Rohrberg retires after 46 years at UNMC
When Mary Kay Rohrberg started working as a clerk in the division of medical records for UNMC in 1975, she earned $1.87 an hour.
"It wasn’t much, but that was the going rate at the time," Rohrberg said.
|Mary Kay Rohrberg|
After 46 years, Rohrberg will retire today.
As she looks back over the years, Rohrberg marvels at the changes she’s seen.
The Durham Research Towers now stand where she once walked through the halls of the Nebraska Psychiatric Institute collecting the paper records of patients to be filed.
The Fred & Pamela Buffett Cancer Center looms over the grounds of what once was the home to a children’s hospital.
Rohrberg recalls the day the division of medical records moved from the third and fourth floors of University Tower to new offices in the recently constructed Durham Outpatient Center.
"All of us who worked in medical records stayed until 1 a.m. on a Friday night moving all those paper records," she said.
Rohrberg spent 23 years working in medical records before taking a position as an office associate in the department of neurosurgery in 1998 and then transplant surgery in 2013.
Wherever she worked, Rohrberg said she always felt a strong sense of cameraderie.
"When Dr. Arun Patil, who I had been working for in neurosurgery took a position at another institution, I chose to stay at UNMC because it’s always felt like family to me," Rohrberg said.
And that family is going to miss her, said Vickey De Lozier-Cordoba, who worked alongside Rohrberg in transplant surgery.
"She is a caring individual who dedicated herself to work. I would like to wish her all the best in her well-deserved retirement," De Lozier-Cordoba said.
"Mary Kay always left snacks on my desk when she saw I was operating all day and night. She saved me," said Arika Hoffman, MD.
Tracy Hanzek, an administrator in the department of transplant surgery, said she always appreciated and will miss Rohrberg’s sense of humor.
"Mary Kay brought years of networking and personal connections with her that were invaluable. She was a great resource for us as she ‘had some ins’ that proved to be very beneficial in helping us provide more efficient care for our patients," Hanzek said.

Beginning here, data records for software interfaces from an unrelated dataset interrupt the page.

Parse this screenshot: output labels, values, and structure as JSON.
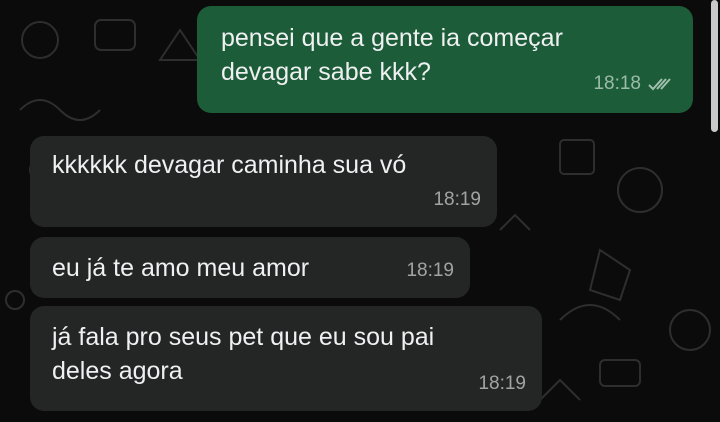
{
  "messages": [
    {
      "direction": "outgoing",
      "text": "pensei que a gente ia começar\ndevagar sabe kkk?",
      "time": "18:18",
      "status": "read-double-check"
    },
    {
      "direction": "incoming",
      "text": "kkkkkk devagar caminha sua vó",
      "time": "18:19"
    },
    {
      "direction": "incoming",
      "text": "eu já te amo meu amor",
      "time": "18:19"
    },
    {
      "direction": "incoming",
      "text": "já fala pro seus pet que eu sou pai\ndeles agora",
      "time": "18:19"
    }
  ],
  "colors": {
    "background": "#0b0b0b",
    "outgoing_bubble": "#1d5c39",
    "incoming_bubble": "#242626",
    "message_text": "#eef0f1"
  },
  "icons": [
    "double-check-icon",
    "chat-wallpaper-doodles"
  ]
}
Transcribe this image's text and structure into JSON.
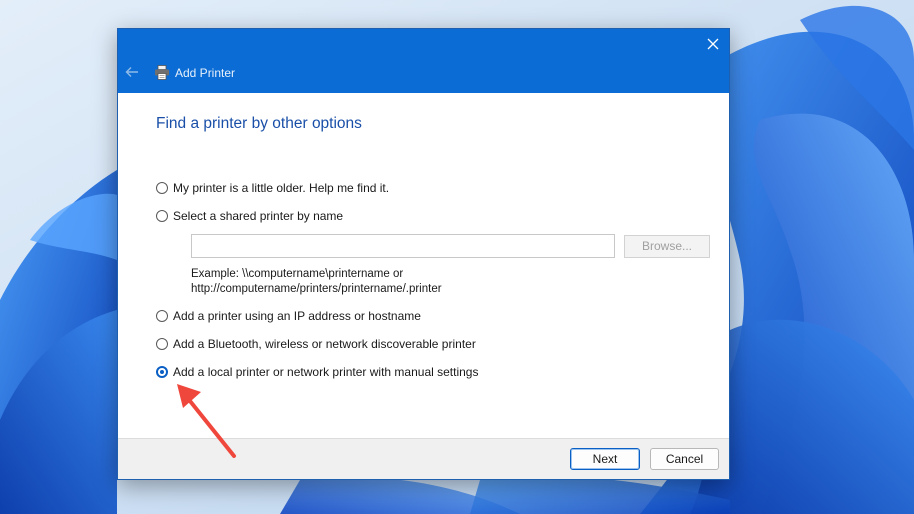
{
  "window": {
    "title": "Add Printer",
    "close_icon": "close-icon",
    "back_icon": "back-arrow-icon",
    "app_icon": "printer-icon"
  },
  "page": {
    "heading": "Find a printer by other options"
  },
  "options": [
    {
      "label": "My printer is a little older. Help me find it.",
      "checked": false
    },
    {
      "label": "Select a shared printer by name",
      "checked": false
    },
    {
      "label": "Add a printer using an IP address or hostname",
      "checked": false
    },
    {
      "label": "Add a Bluetooth, wireless or network discoverable printer",
      "checked": false
    },
    {
      "label": "Add a local printer or network printer with manual settings",
      "checked": true
    }
  ],
  "shared_printer": {
    "value": "",
    "browse_label": "Browse...",
    "example_line1": "Example: \\\\computername\\printername or",
    "example_line2": "http://computername/printers/printername/.printer"
  },
  "footer": {
    "next_label": "Next",
    "cancel_label": "Cancel"
  },
  "colors": {
    "titlebar": "#0a6cd4",
    "heading": "#1a4fa8",
    "accent": "#0a5fc4",
    "annotation_arrow": "#f0473c"
  }
}
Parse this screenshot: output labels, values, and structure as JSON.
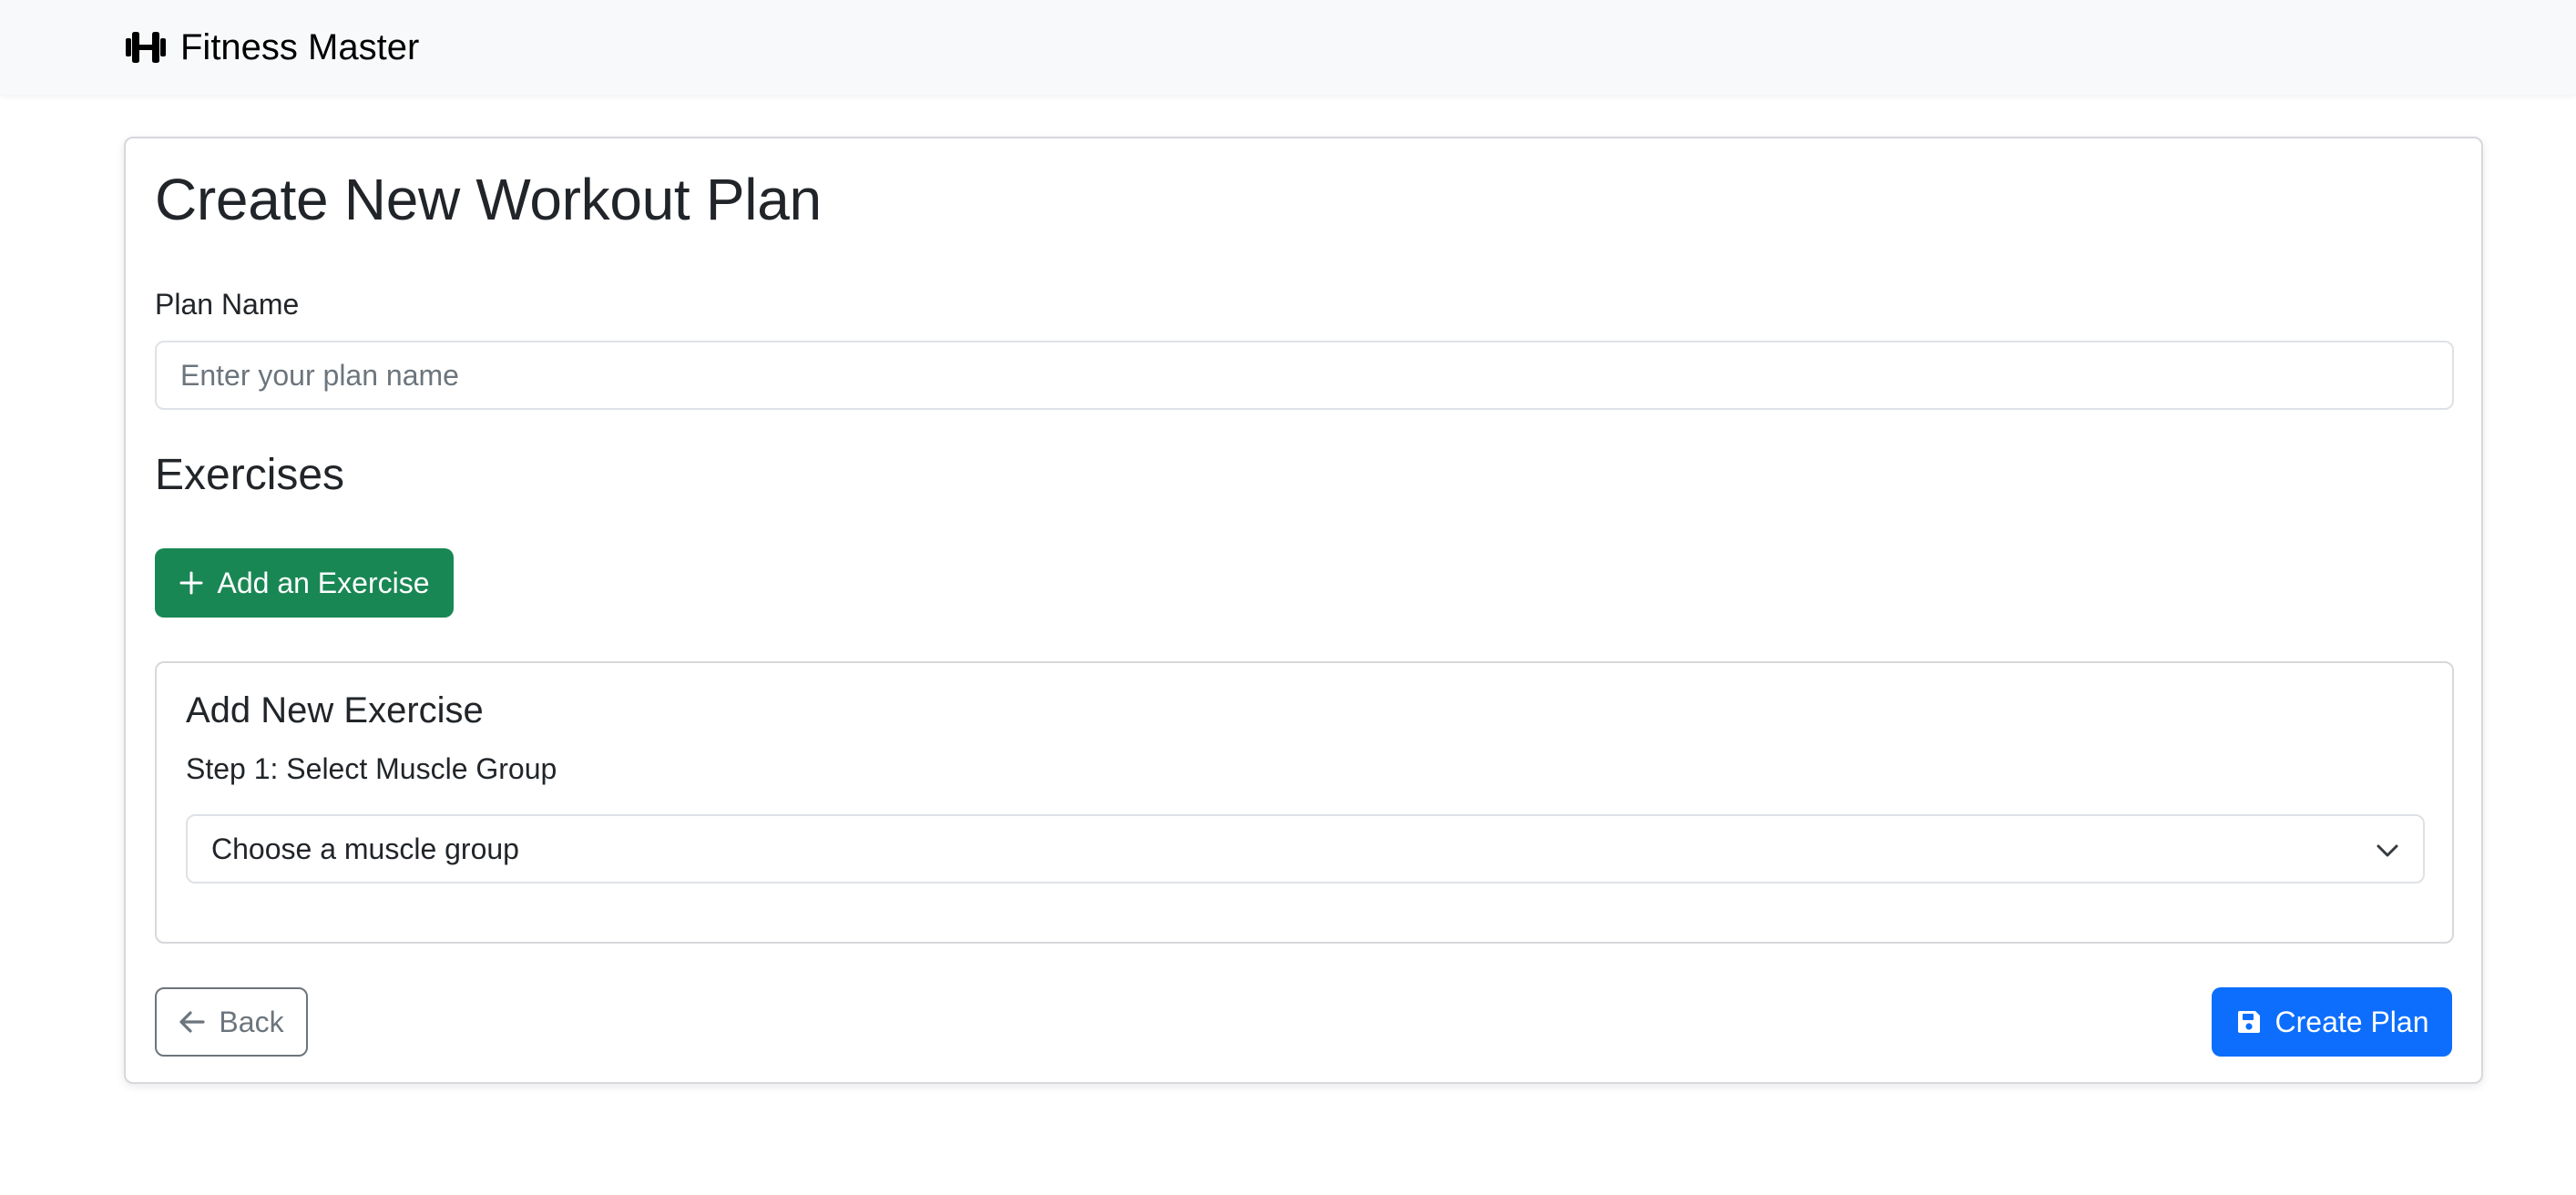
{
  "navbar": {
    "brand_icon": "dumbbell-icon",
    "brand_text": "Fitness Master"
  },
  "form": {
    "title": "Create New Workout Plan",
    "plan_name_label": "Plan Name",
    "plan_name_placeholder": "Enter your plan name",
    "plan_name_value": "",
    "exercises_heading": "Exercises",
    "add_exercise_button": {
      "icon": "plus-icon",
      "label": "Add an Exercise",
      "color": "#198754"
    },
    "new_exercise": {
      "title": "Add New Exercise",
      "step_label": "Step 1: Select Muscle Group",
      "muscle_group_select": {
        "selected": "Choose a muscle group",
        "icon": "chevron-down-icon"
      }
    },
    "back_button": {
      "icon": "arrow-left-icon",
      "label": "Back",
      "color": "#6c757d"
    },
    "create_button": {
      "icon": "save-icon",
      "label": "Create Plan",
      "color": "#0d6efd"
    }
  }
}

As for the future, Rohrberg plans to spend more time with the new addition to her family, a great grandson born in September in Billings, Montana, as well as a few more trips to Hawaii to visit her daughter who lives there.
And her friends just might run into her working at a part-time job in the future, because Rohrberg said she just "can’t imagine not working."